Personal Care Home Had No Duty to Restrict Resident’s Movements

Contributed by Danielle L. Dietrich

Several days ago, the Pennsylvania Superior Court issued a non-precedential decision in the case of Hackenburg v. Grane Healthcare Co.  In this matter, a resident of a personal care home (Amber Terrace) was struck and killed by a drunk driver while walking through an intersection in Altoona, Pennsylvania.  The administrator of the estate sued the personal care home, arguing that the facility knew or should have known of the decedent’s propensity to wander away, and that the personal care home was negligent in failing to monitor and implement and support and care plan to address this.

Amber Terrace denied that it had any duty to restrict his movements.  The Court of Common Pleas of Blair County agreed, granting the defendants’ summary judgment motion.  The administrator of the estate appealed.

The Superior Court found that Amber Terrace did not have any rules as to when residents must be in the facility.  Residents could come and go, as they desired.  The Superior Court also cited the extensive testimony regarding the decedent’s social independence and his mental and physical abilities.

The Superior Court found that imposing such a restriction would have infringed upon the decedent’s rights.  In support, they cited the Pennsylvania Administrative Code provisions protecting the rights of personal care home residents to leave and return home consistent with home rules and the resident’s support plan, and that a resident should be free from restraint.

The Court affirmed the trial court’s decision, finding that Amber Terrace did not owe a duty to restrict the resident’s movements.

The full text of the opinion can be read here
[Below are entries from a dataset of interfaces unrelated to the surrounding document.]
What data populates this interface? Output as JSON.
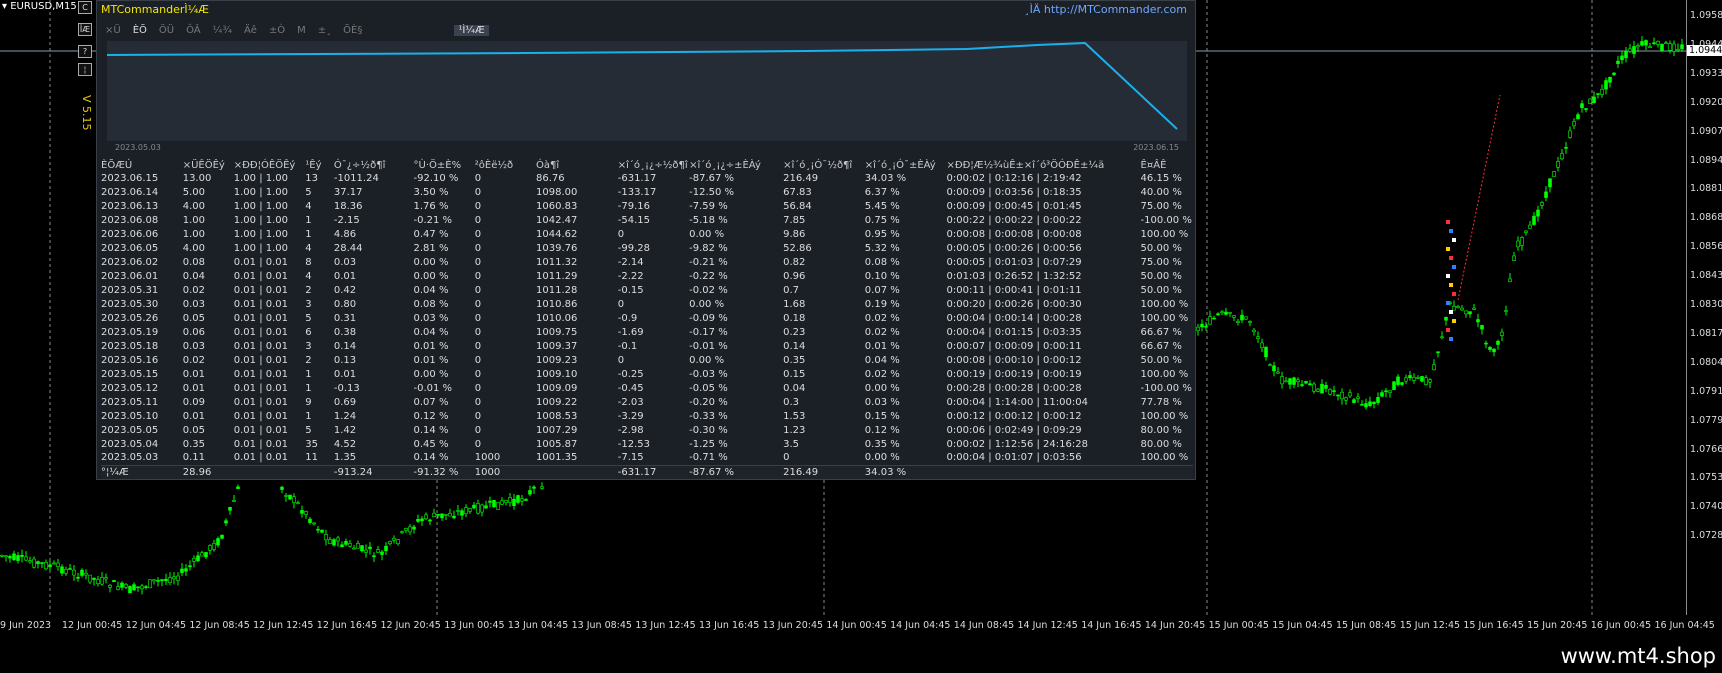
{
  "chart": {
    "symbol": "EURUSD,M15",
    "price_labels": [
      "1.09580",
      "1.09445",
      "1.09335",
      "1.09200",
      "1.09070",
      "1.08940",
      "1.08815",
      "1.08685",
      "1.08560",
      "1.08430",
      "1.08300",
      "1.08175",
      "1.08045",
      "1.07915",
      "1.07790",
      "1.07660",
      "1.07535",
      "1.07405",
      "1.07280"
    ],
    "current_price": "1.09445",
    "time_labels": [
      "9 Jun 2023",
      "12 Jun 00:45",
      "12 Jun 04:45",
      "12 Jun 08:45",
      "12 Jun 12:45",
      "12 Jun 16:45",
      "12 Jun 20:45",
      "13 Jun 00:45",
      "13 Jun 04:45",
      "13 Jun 08:45",
      "13 Jun 12:45",
      "13 Jun 16:45",
      "13 Jun 20:45",
      "14 Jun 00:45",
      "14 Jun 04:45",
      "14 Jun 08:45",
      "14 Jun 12:45",
      "14 Jun 16:45",
      "14 Jun 20:45",
      "15 Jun 00:45",
      "15 Jun 04:45",
      "15 Jun 08:45",
      "15 Jun 12:45",
      "15 Jun 16:45",
      "15 Jun 20:45",
      "16 Jun 00:45",
      "16 Jun 04:45"
    ],
    "candle_color": "#00ff00",
    "current_line_color": "#8a9aaa"
  },
  "sidebar": [
    "C",
    "ÎÆ",
    "?",
    "¦"
  ],
  "panel": {
    "title": "MTCommanderÌ¼Æ",
    "link": "¸ÌÄ http://MTCommander.com",
    "version": "V 5.15",
    "mini_start": "2023.05.03",
    "mini_end": "2023.06.15",
    "mini_color": "#1ab0ee",
    "toolbar": [
      "×Ü",
      "ÈÕ",
      "ÖÜ",
      "ÔÂ",
      "¼¾",
      "Äê",
      "±Ò",
      "M",
      "±¸",
      "ÕÈ§",
      "¹Ì¼Æ"
    ],
    "toolbar_active": 1,
    "toolbar_selected": 10
  },
  "table": {
    "headers": [
      "ÈÕÆÚ",
      "×ÜÊÖÊý",
      "×ÐÐ¦ÓÊÖÊý",
      "¹Êý",
      "Ó¯¿÷½ð¶î",
      "°Ù·Ö±È%",
      "²ôÈë½ð",
      "Óà¶î",
      "×î´ó¸¡¿÷½ð¶î",
      "×î´ó¸¡¿÷±ÈÀý",
      "×î´ó¸¡Ó¯½ð¶î",
      "×î´ó¸¡Ó¯±ÈÀý",
      "×ÐÐ¦Æ½¾ùÊ±×î´ó³ÖÓÐÊ±¼ä",
      "Ê¤ÂÊ"
    ],
    "rows": [
      [
        [
          "2023.06.15",
          ""
        ],
        [
          "13.00",
          "g"
        ],
        [
          "1.00 | 1.00",
          "g"
        ],
        [
          "13",
          "g"
        ],
        [
          "-1011.24",
          "g"
        ],
        [
          "-92.10 %",
          "g"
        ],
        [
          "0",
          ""
        ],
        [
          "86.76",
          ""
        ],
        [
          "-631.17",
          "g"
        ],
        [
          "-87.67 %",
          "g"
        ],
        [
          "216.49",
          "r"
        ],
        [
          "34.03 %",
          "r"
        ],
        [
          "0:00:02 | 0:12:16 | 2:19:42",
          ""
        ],
        [
          "46.15 %",
          ""
        ]
      ],
      [
        [
          "2023.06.14",
          ""
        ],
        [
          "5.00",
          "r"
        ],
        [
          "1.00 | 1.00",
          "r"
        ],
        [
          "5",
          "r"
        ],
        [
          "37.17",
          "r"
        ],
        [
          "3.50 %",
          "r"
        ],
        [
          "0",
          ""
        ],
        [
          "1098.00",
          ""
        ],
        [
          "-133.17",
          "g"
        ],
        [
          "-12.50 %",
          "g"
        ],
        [
          "67.83",
          "r"
        ],
        [
          "6.37 %",
          "r"
        ],
        [
          "0:00:09 | 0:03:56 | 0:18:35",
          ""
        ],
        [
          "40.00 %",
          ""
        ]
      ],
      [
        [
          "2023.06.13",
          ""
        ],
        [
          "4.00",
          "r"
        ],
        [
          "1.00 | 1.00",
          "r"
        ],
        [
          "4",
          "r"
        ],
        [
          "18.36",
          "r"
        ],
        [
          "1.76 %",
          "r"
        ],
        [
          "0",
          ""
        ],
        [
          "1060.83",
          ""
        ],
        [
          "-79.16",
          "g"
        ],
        [
          "-7.59 %",
          "g"
        ],
        [
          "56.84",
          "r"
        ],
        [
          "5.45 %",
          "r"
        ],
        [
          "0:00:09 | 0:00:45 | 0:01:45",
          ""
        ],
        [
          "75.00 %",
          ""
        ]
      ],
      [
        [
          "2023.06.08",
          ""
        ],
        [
          "1.00",
          "g"
        ],
        [
          "1.00 | 1.00",
          "g"
        ],
        [
          "1",
          "g"
        ],
        [
          "-2.15",
          "g"
        ],
        [
          "-0.21 %",
          "g"
        ],
        [
          "0",
          ""
        ],
        [
          "1042.47",
          ""
        ],
        [
          "-54.15",
          "g"
        ],
        [
          "-5.18 %",
          "g"
        ],
        [
          "7.85",
          "r"
        ],
        [
          "0.75 %",
          "r"
        ],
        [
          "0:00:22 | 0:00:22 | 0:00:22",
          ""
        ],
        [
          "-100.00 %",
          ""
        ]
      ],
      [
        [
          "2023.06.06",
          ""
        ],
        [
          "1.00",
          "r"
        ],
        [
          "1.00 | 1.00",
          "r"
        ],
        [
          "1",
          "r"
        ],
        [
          "4.86",
          "r"
        ],
        [
          "0.47 %",
          "r"
        ],
        [
          "0",
          ""
        ],
        [
          "1044.62",
          ""
        ],
        [
          "0",
          ""
        ],
        [
          "0.00 %",
          ""
        ],
        [
          "9.86",
          "r"
        ],
        [
          "0.95 %",
          "r"
        ],
        [
          "0:00:08 | 0:00:08 | 0:00:08",
          ""
        ],
        [
          "100.00 %",
          ""
        ]
      ],
      [
        [
          "2023.06.05",
          ""
        ],
        [
          "4.00",
          "r"
        ],
        [
          "1.00 | 1.00",
          "r"
        ],
        [
          "4",
          "r"
        ],
        [
          "28.44",
          "r"
        ],
        [
          "2.81 %",
          "r"
        ],
        [
          "0",
          ""
        ],
        [
          "1039.76",
          ""
        ],
        [
          "-99.28",
          "g"
        ],
        [
          "-9.82 %",
          "g"
        ],
        [
          "52.86",
          "r"
        ],
        [
          "5.32 %",
          "r"
        ],
        [
          "0:00:05 | 0:00:26 | 0:00:56",
          ""
        ],
        [
          "50.00 %",
          ""
        ]
      ],
      [
        [
          "2023.06.02",
          ""
        ],
        [
          "0.08",
          "r"
        ],
        [
          "0.01 | 0.01",
          "r"
        ],
        [
          "8",
          "r"
        ],
        [
          "0.03",
          "r"
        ],
        [
          "0.00 %",
          "r"
        ],
        [
          "0",
          ""
        ],
        [
          "1011.32",
          ""
        ],
        [
          "-2.14",
          "g"
        ],
        [
          "-0.21 %",
          "g"
        ],
        [
          "0.82",
          "r"
        ],
        [
          "0.08 %",
          "r"
        ],
        [
          "0:00:05 | 0:01:03 | 0:07:29",
          ""
        ],
        [
          "75.00 %",
          ""
        ]
      ],
      [
        [
          "2023.06.01",
          ""
        ],
        [
          "0.04",
          "r"
        ],
        [
          "0.01 | 0.01",
          "r"
        ],
        [
          "4",
          "r"
        ],
        [
          "0.01",
          "r"
        ],
        [
          "0.00 %",
          "r"
        ],
        [
          "0",
          ""
        ],
        [
          "1011.29",
          ""
        ],
        [
          "-2.22",
          "g"
        ],
        [
          "-0.22 %",
          "g"
        ],
        [
          "0.96",
          "r"
        ],
        [
          "0.10 %",
          "r"
        ],
        [
          "0:01:03 | 0:26:52 | 1:32:52",
          ""
        ],
        [
          "50.00 %",
          ""
        ]
      ],
      [
        [
          "2023.05.31",
          ""
        ],
        [
          "0.02",
          "r"
        ],
        [
          "0.01 | 0.01",
          "r"
        ],
        [
          "2",
          "r"
        ],
        [
          "0.42",
          "r"
        ],
        [
          "0.04 %",
          "r"
        ],
        [
          "0",
          ""
        ],
        [
          "1011.28",
          ""
        ],
        [
          "-0.15",
          "g"
        ],
        [
          "-0.02 %",
          "g"
        ],
        [
          "0.7",
          "r"
        ],
        [
          "0.07 %",
          "r"
        ],
        [
          "0:00:11 | 0:00:41 | 0:01:11",
          ""
        ],
        [
          "50.00 %",
          ""
        ]
      ],
      [
        [
          "2023.05.30",
          ""
        ],
        [
          "0.03",
          "r"
        ],
        [
          "0.01 | 0.01",
          "r"
        ],
        [
          "3",
          "r"
        ],
        [
          "0.80",
          "r"
        ],
        [
          "0.08 %",
          "r"
        ],
        [
          "0",
          ""
        ],
        [
          "1010.86",
          ""
        ],
        [
          "0",
          ""
        ],
        [
          "0.00 %",
          ""
        ],
        [
          "1.68",
          "r"
        ],
        [
          "0.19 %",
          "r"
        ],
        [
          "0:00:20 | 0:00:26 | 0:00:30",
          ""
        ],
        [
          "100.00 %",
          ""
        ]
      ],
      [
        [
          "2023.05.26",
          ""
        ],
        [
          "0.05",
          "r"
        ],
        [
          "0.01 | 0.01",
          "r"
        ],
        [
          "5",
          "r"
        ],
        [
          "0.31",
          "r"
        ],
        [
          "0.03 %",
          "r"
        ],
        [
          "0",
          ""
        ],
        [
          "1010.06",
          ""
        ],
        [
          "-0.9",
          "g"
        ],
        [
          "-0.09 %",
          "g"
        ],
        [
          "0.18",
          "r"
        ],
        [
          "0.02 %",
          "r"
        ],
        [
          "0:00:04 | 0:00:14 | 0:00:28",
          ""
        ],
        [
          "100.00 %",
          ""
        ]
      ],
      [
        [
          "2023.05.19",
          ""
        ],
        [
          "0.06",
          "r"
        ],
        [
          "0.01 | 0.01",
          "r"
        ],
        [
          "6",
          "r"
        ],
        [
          "0.38",
          "r"
        ],
        [
          "0.04 %",
          "r"
        ],
        [
          "0",
          ""
        ],
        [
          "1009.75",
          ""
        ],
        [
          "-1.69",
          "g"
        ],
        [
          "-0.17 %",
          "g"
        ],
        [
          "0.23",
          "r"
        ],
        [
          "0.02 %",
          "r"
        ],
        [
          "0:00:04 | 0:01:15 | 0:03:35",
          ""
        ],
        [
          "66.67 %",
          ""
        ]
      ],
      [
        [
          "2023.05.18",
          ""
        ],
        [
          "0.03",
          "r"
        ],
        [
          "0.01 | 0.01",
          "r"
        ],
        [
          "3",
          "r"
        ],
        [
          "0.14",
          "r"
        ],
        [
          "0.01 %",
          "r"
        ],
        [
          "0",
          ""
        ],
        [
          "1009.37",
          ""
        ],
        [
          "-0.1",
          "g"
        ],
        [
          "-0.01 %",
          "g"
        ],
        [
          "0.14",
          "r"
        ],
        [
          "0.01 %",
          "r"
        ],
        [
          "0:00:07 | 0:00:09 | 0:00:11",
          ""
        ],
        [
          "66.67 %",
          ""
        ]
      ],
      [
        [
          "2023.05.16",
          ""
        ],
        [
          "0.02",
          "r"
        ],
        [
          "0.01 | 0.01",
          "r"
        ],
        [
          "2",
          "r"
        ],
        [
          "0.13",
          "r"
        ],
        [
          "0.01 %",
          "r"
        ],
        [
          "0",
          ""
        ],
        [
          "1009.23",
          ""
        ],
        [
          "0",
          ""
        ],
        [
          "0.00 %",
          ""
        ],
        [
          "0.35",
          "r"
        ],
        [
          "0.04 %",
          "r"
        ],
        [
          "0:00:08 | 0:00:10 | 0:00:12",
          ""
        ],
        [
          "50.00 %",
          ""
        ]
      ],
      [
        [
          "2023.05.15",
          ""
        ],
        [
          "0.01",
          "r"
        ],
        [
          "0.01 | 0.01",
          "r"
        ],
        [
          "1",
          "r"
        ],
        [
          "0.01",
          "r"
        ],
        [
          "0.00 %",
          "r"
        ],
        [
          "0",
          ""
        ],
        [
          "1009.10",
          ""
        ],
        [
          "-0.25",
          "g"
        ],
        [
          "-0.03 %",
          "g"
        ],
        [
          "0.15",
          "r"
        ],
        [
          "0.02 %",
          "r"
        ],
        [
          "0:00:19 | 0:00:19 | 0:00:19",
          ""
        ],
        [
          "100.00 %",
          ""
        ]
      ],
      [
        [
          "2023.05.12",
          ""
        ],
        [
          "0.01",
          "g"
        ],
        [
          "0.01 | 0.01",
          "g"
        ],
        [
          "1",
          "g"
        ],
        [
          "-0.13",
          "g"
        ],
        [
          "-0.01 %",
          "g"
        ],
        [
          "0",
          ""
        ],
        [
          "1009.09",
          ""
        ],
        [
          "-0.45",
          "g"
        ],
        [
          "-0.05 %",
          "g"
        ],
        [
          "0.04",
          "r"
        ],
        [
          "0.00 %",
          "r"
        ],
        [
          "0:00:28 | 0:00:28 | 0:00:28",
          ""
        ],
        [
          "-100.00 %",
          ""
        ]
      ],
      [
        [
          "2023.05.11",
          ""
        ],
        [
          "0.09",
          "r"
        ],
        [
          "0.01 | 0.01",
          "r"
        ],
        [
          "9",
          "r"
        ],
        [
          "0.69",
          "r"
        ],
        [
          "0.07 %",
          "r"
        ],
        [
          "0",
          ""
        ],
        [
          "1009.22",
          ""
        ],
        [
          "-2.03",
          "g"
        ],
        [
          "-0.20 %",
          "g"
        ],
        [
          "0.3",
          "r"
        ],
        [
          "0.03 %",
          "r"
        ],
        [
          "0:00:04 | 1:14:00 | 11:00:04",
          ""
        ],
        [
          "77.78 %",
          ""
        ]
      ],
      [
        [
          "2023.05.10",
          ""
        ],
        [
          "0.01",
          "r"
        ],
        [
          "0.01 | 0.01",
          "r"
        ],
        [
          "1",
          "r"
        ],
        [
          "1.24",
          "r"
        ],
        [
          "0.12 %",
          "r"
        ],
        [
          "0",
          ""
        ],
        [
          "1008.53",
          ""
        ],
        [
          "-3.29",
          "g"
        ],
        [
          "-0.33 %",
          "g"
        ],
        [
          "1.53",
          "r"
        ],
        [
          "0.15 %",
          "r"
        ],
        [
          "0:00:12 | 0:00:12 | 0:00:12",
          ""
        ],
        [
          "100.00 %",
          ""
        ]
      ],
      [
        [
          "2023.05.05",
          ""
        ],
        [
          "0.05",
          "r"
        ],
        [
          "0.01 | 0.01",
          "r"
        ],
        [
          "5",
          "r"
        ],
        [
          "1.42",
          "r"
        ],
        [
          "0.14 %",
          "r"
        ],
        [
          "0",
          ""
        ],
        [
          "1007.29",
          ""
        ],
        [
          "-2.98",
          "g"
        ],
        [
          "-0.30 %",
          "g"
        ],
        [
          "1.23",
          "r"
        ],
        [
          "0.12 %",
          "r"
        ],
        [
          "0:00:06 | 0:02:49 | 0:09:29",
          ""
        ],
        [
          "80.00 %",
          ""
        ]
      ],
      [
        [
          "2023.05.04",
          ""
        ],
        [
          "0.35",
          "r"
        ],
        [
          "0.01 | 0.01",
          "r"
        ],
        [
          "35",
          "r"
        ],
        [
          "4.52",
          "r"
        ],
        [
          "0.45 %",
          "r"
        ],
        [
          "0",
          ""
        ],
        [
          "1005.87",
          ""
        ],
        [
          "-12.53",
          "g"
        ],
        [
          "-1.25 %",
          "g"
        ],
        [
          "3.5",
          "r"
        ],
        [
          "0.35 %",
          "r"
        ],
        [
          "0:00:02 | 1:12:56 | 24:16:28",
          ""
        ],
        [
          "80.00 %",
          ""
        ]
      ],
      [
        [
          "2023.05.03",
          ""
        ],
        [
          "0.11",
          "r"
        ],
        [
          "0.01 | 0.01",
          "r"
        ],
        [
          "11",
          "r"
        ],
        [
          "1.35",
          "r"
        ],
        [
          "0.14 %",
          "r"
        ],
        [
          "1000",
          "r"
        ],
        [
          "1001.35",
          ""
        ],
        [
          "-7.15",
          "g"
        ],
        [
          "-0.71 %",
          "g"
        ],
        [
          "0",
          ""
        ],
        [
          "0.00 %",
          ""
        ],
        [
          "0:00:04 | 0:01:07 | 0:03:56",
          ""
        ],
        [
          "100.00 %",
          ""
        ]
      ]
    ],
    "total": [
      [
        "°¦¼Æ",
        ""
      ],
      [
        "28.96",
        "g"
      ],
      [
        "",
        ""
      ],
      [
        "",
        ""
      ],
      [
        "-913.24",
        "g"
      ],
      [
        "-91.32 %",
        "g"
      ],
      [
        "1000",
        "r"
      ],
      [
        "",
        ""
      ],
      [
        "-631.17",
        "g"
      ],
      [
        "-87.67 %",
        "g"
      ],
      [
        "216.49",
        "r"
      ],
      [
        "34.03 %",
        "r"
      ],
      [
        "",
        ""
      ],
      [
        "",
        ""
      ]
    ]
  },
  "watermark": "www.mt4.shop"
}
Danielle Dietrich is an elder law attorney and litigator in Tucker Arensberg’s Long Term Care Practice Group. She is licensed to practice law in Pennsylvania, Ohio and West Virginia.  Danielle can be reached via emailtelephone: 412-594-5605 or on Twitter at @DLDietrich.